- **WORK TO BE COMPLETED**:
The data must be given again in full, with no line altered.

- **EXERCISE INPUTS**:
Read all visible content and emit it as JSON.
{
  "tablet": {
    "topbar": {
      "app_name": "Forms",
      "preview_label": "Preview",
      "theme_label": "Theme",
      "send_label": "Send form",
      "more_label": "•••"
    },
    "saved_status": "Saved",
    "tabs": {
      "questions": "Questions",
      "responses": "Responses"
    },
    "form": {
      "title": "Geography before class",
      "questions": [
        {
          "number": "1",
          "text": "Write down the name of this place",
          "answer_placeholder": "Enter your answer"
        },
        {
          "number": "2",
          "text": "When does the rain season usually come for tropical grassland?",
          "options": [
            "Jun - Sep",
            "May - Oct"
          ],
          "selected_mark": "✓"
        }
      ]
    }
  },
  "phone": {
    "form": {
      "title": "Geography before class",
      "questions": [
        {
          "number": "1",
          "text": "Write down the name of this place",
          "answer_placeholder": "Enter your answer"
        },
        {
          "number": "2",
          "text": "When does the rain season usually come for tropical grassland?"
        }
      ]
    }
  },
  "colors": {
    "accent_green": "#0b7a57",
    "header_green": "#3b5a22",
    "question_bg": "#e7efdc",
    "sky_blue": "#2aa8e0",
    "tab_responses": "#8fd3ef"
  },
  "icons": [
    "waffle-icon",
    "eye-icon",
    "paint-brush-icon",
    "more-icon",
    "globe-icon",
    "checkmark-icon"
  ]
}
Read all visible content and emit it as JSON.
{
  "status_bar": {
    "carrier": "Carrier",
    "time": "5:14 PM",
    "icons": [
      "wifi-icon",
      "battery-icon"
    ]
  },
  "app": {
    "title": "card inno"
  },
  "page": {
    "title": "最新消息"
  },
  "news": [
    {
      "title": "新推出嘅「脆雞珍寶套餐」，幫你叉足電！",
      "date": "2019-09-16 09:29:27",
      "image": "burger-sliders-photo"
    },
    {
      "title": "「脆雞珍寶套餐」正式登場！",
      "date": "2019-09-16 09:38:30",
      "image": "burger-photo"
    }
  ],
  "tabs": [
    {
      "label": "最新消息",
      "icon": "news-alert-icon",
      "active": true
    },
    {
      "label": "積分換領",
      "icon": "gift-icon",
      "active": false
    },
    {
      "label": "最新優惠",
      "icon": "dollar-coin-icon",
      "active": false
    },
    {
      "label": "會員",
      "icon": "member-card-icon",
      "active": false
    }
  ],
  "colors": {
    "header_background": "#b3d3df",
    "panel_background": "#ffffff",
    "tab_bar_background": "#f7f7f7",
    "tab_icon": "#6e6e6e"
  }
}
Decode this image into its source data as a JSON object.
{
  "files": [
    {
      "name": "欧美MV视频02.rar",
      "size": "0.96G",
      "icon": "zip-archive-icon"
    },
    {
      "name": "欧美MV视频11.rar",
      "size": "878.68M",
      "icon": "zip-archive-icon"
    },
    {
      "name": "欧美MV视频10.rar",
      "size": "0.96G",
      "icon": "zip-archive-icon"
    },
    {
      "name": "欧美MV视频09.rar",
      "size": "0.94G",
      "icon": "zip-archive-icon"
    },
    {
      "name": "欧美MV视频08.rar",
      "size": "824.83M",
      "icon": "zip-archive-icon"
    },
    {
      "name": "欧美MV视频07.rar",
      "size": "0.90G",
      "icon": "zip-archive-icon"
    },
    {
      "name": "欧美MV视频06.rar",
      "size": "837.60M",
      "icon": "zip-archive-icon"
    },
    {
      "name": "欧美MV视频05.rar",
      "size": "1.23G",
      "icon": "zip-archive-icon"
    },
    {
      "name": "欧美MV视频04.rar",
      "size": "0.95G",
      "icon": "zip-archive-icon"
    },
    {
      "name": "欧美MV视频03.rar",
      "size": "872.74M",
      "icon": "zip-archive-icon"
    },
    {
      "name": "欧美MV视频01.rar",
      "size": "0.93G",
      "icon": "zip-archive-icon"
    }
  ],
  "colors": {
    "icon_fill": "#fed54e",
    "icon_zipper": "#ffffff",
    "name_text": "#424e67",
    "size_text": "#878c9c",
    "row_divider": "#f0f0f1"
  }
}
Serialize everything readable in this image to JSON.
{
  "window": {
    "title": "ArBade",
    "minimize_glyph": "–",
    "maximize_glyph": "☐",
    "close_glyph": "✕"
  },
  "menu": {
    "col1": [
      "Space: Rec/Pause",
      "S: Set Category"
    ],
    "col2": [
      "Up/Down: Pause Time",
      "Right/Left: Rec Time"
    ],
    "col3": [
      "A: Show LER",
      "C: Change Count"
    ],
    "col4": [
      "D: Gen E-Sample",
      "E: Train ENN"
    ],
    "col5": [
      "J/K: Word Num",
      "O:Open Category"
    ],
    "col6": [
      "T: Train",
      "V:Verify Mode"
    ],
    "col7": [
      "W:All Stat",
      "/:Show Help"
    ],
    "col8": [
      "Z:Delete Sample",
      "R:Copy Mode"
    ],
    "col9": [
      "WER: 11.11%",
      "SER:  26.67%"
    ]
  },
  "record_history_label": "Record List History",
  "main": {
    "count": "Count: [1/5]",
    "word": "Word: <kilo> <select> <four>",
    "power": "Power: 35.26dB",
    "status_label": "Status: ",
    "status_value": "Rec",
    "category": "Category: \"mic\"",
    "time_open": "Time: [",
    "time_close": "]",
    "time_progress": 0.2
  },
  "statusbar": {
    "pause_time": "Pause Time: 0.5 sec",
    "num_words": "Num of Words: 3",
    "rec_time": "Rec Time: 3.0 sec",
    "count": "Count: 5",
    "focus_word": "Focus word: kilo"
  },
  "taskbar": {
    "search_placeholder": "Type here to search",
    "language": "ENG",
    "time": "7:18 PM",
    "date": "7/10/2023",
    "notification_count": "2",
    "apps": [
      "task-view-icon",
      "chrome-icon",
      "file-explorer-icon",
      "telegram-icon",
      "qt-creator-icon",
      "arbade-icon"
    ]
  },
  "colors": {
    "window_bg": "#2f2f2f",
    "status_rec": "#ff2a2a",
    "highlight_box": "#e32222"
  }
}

- **SOLUTION TO THIS PROBLEM**:
Read all visible content and emit it as JSON.
{
  "tablet": {
    "topbar": {
      "app_name": "Forms",
      "preview_label": "Preview",
      "theme_label": "Theme",
      "send_label": "Send form",
      "more_label": "•••"
    },
    "saved_status": "Saved",
    "tabs": {
      "questions": "Questions",
      "responses": "Responses"
    },
    "form": {
      "title": "Geography before class",
      "questions": [
        {
          "number": "1",
          "text": "Write down the name of this place",
          "answer_placeholder": "Enter your answer"
        },
        {
          "number": "2",
          "text": "When does the rain season usually come for tropical grassland?",
          "options": [
            "Jun - Sep",
            "May - Oct"
          ],
          "selected_mark": "✓"
        }
      ]
    }
  },
  "phone": {
    "form": {
      "title": "Geography before class",
      "questions": [
        {
          "number": "1",
          "text": "Write down the name of this place",
          "answer_placeholder": "Enter your answer"
        },
        {
          "number": "2",
          "text": "When does the rain season usually come for tropical grassland?"
        }
      ]
    }
  },
  "colors": {
    "accent_green": "#0b7a57",
    "header_green": "#3b5a22",
    "question_bg": "#e7efdc",
    "sky_blue": "#2aa8e0",
    "tab_responses": "#8fd3ef"
  },
  "icons": [
    "waffle-icon",
    "eye-icon",
    "paint-brush-icon",
    "more-icon",
    "globe-icon",
    "checkmark-icon"
  ]
}
Read all visible content and emit it as JSON.
{
  "status_bar": {
    "carrier": "Carrier",
    "time": "5:14 PM",
    "icons": [
      "wifi-icon",
      "battery-icon"
    ]
  },
  "app": {
    "title": "card inno"
  },
  "page": {
    "title": "最新消息"
  },
  "news": [
    {
      "title": "新推出嘅「脆雞珍寶套餐」，幫你叉足電！",
      "date": "2019-09-16 09:29:27",
      "image": "burger-sliders-photo"
    },
    {
      "title": "「脆雞珍寶套餐」正式登場！",
      "date": "2019-09-16 09:38:30",
      "image": "burger-photo"
    }
  ],
  "tabs": [
    {
      "label": "最新消息",
      "icon": "news-alert-icon",
      "active": true
    },
    {
      "label": "積分換領",
      "icon": "gift-icon",
      "active": false
    },
    {
      "label": "最新優惠",
      "icon": "dollar-coin-icon",
      "active": false
    },
    {
      "label": "會員",
      "icon": "member-card-icon",
      "active": false
    }
  ],
  "colors": {
    "header_background": "#b3d3df",
    "panel_background": "#ffffff",
    "tab_bar_background": "#f7f7f7",
    "tab_icon": "#6e6e6e"
  }
}
Decode this image into its source data as a JSON object.
{
  "files": [
    {
      "name": "欧美MV视频02.rar",
      "size": "0.96G",
      "icon": "zip-archive-icon"
    },
    {
      "name": "欧美MV视频11.rar",
      "size": "878.68M",
      "icon": "zip-archive-icon"
    },
    {
      "name": "欧美MV视频10.rar",
      "size": "0.96G",
      "icon": "zip-archive-icon"
    },
    {
      "name": "欧美MV视频09.rar",
      "size": "0.94G",
      "icon": "zip-archive-icon"
    },
    {
      "name": "欧美MV视频08.rar",
      "size": "824.83M",
      "icon": "zip-archive-icon"
    },
    {
      "name": "欧美MV视频07.rar",
      "size": "0.90G",
      "icon": "zip-archive-icon"
    },
    {
      "name": "欧美MV视频06.rar",
      "size": "837.60M",
      "icon": "zip-archive-icon"
    },
    {
      "name": "欧美MV视频05.rar",
      "size": "1.23G",
      "icon": "zip-archive-icon"
    },
    {
      "name": "欧美MV视频04.rar",
      "size": "0.95G",
      "icon": "zip-archive-icon"
    },
    {
      "name": "欧美MV视频03.rar",
      "size": "872.74M",
      "icon": "zip-archive-icon"
    },
    {
      "name": "欧美MV视频01.rar",
      "size": "0.93G",
      "icon": "zip-archive-icon"
    }
  ],
  "colors": {
    "icon_fill": "#fed54e",
    "icon_zipper": "#ffffff",
    "name_text": "#424e67",
    "size_text": "#878c9c",
    "row_divider": "#f0f0f1"
  }
}
Serialize everything readable in this image to JSON.
{
  "window": {
    "title": "ArBade",
    "minimize_glyph": "–",
    "maximize_glyph": "☐",
    "close_glyph": "✕"
  },
  "menu": {
    "col1": [
      "Space: Rec/Pause",
      "S: Set Category"
    ],
    "col2": [
      "Up/Down: Pause Time",
      "Right/Left: Rec Time"
    ],
    "col3": [
      "A: Show LER",
      "C: Change Count"
    ],
    "col4": [
      "D: Gen E-Sample",
      "E: Train ENN"
    ],
    "col5": [
      "J/K: Word Num",
      "O:Open Category"
    ],
    "col6": [
      "T: Train",
      "V:Verify Mode"
    ],
    "col7": [
      "W:All Stat",
      "/:Show Help"
    ],
    "col8": [
      "Z:Delete Sample",
      "R:Copy Mode"
    ],
    "col9": [
      "WER: 11.11%",
      "SER:  26.67%"
    ]
  },
  "record_history_label": "Record List History",
  "main": {
    "count": "Count: [1/5]",
    "word": "Word: <kilo> <select> <four>",
    "power": "Power: 35.26dB",
    "status_label": "Status: ",
    "status_value": "Rec",
    "category": "Category: \"mic\"",
    "time_open": "Time: [",
    "time_close": "]",
    "time_progress": 0.2
  },
  "statusbar": {
    "pause_time": "Pause Time: 0.5 sec",
    "num_words": "Num of Words: 3",
    "rec_time": "Rec Time: 3.0 sec",
    "count": "Count: 5",
    "focus_word": "Focus word: kilo"
  },
  "taskbar": {
    "search_placeholder": "Type here to search",
    "language": "ENG",
    "time": "7:18 PM",
    "date": "7/10/2023",
    "notification_count": "2",
    "apps": [
      "task-view-icon",
      "chrome-icon",
      "file-explorer-icon",
      "telegram-icon",
      "qt-creator-icon",
      "arbade-icon"
    ]
  },
  "colors": {
    "window_bg": "#2f2f2f",
    "status_rec": "#ff2a2a",
    "highlight_box": "#e32222"
  }
}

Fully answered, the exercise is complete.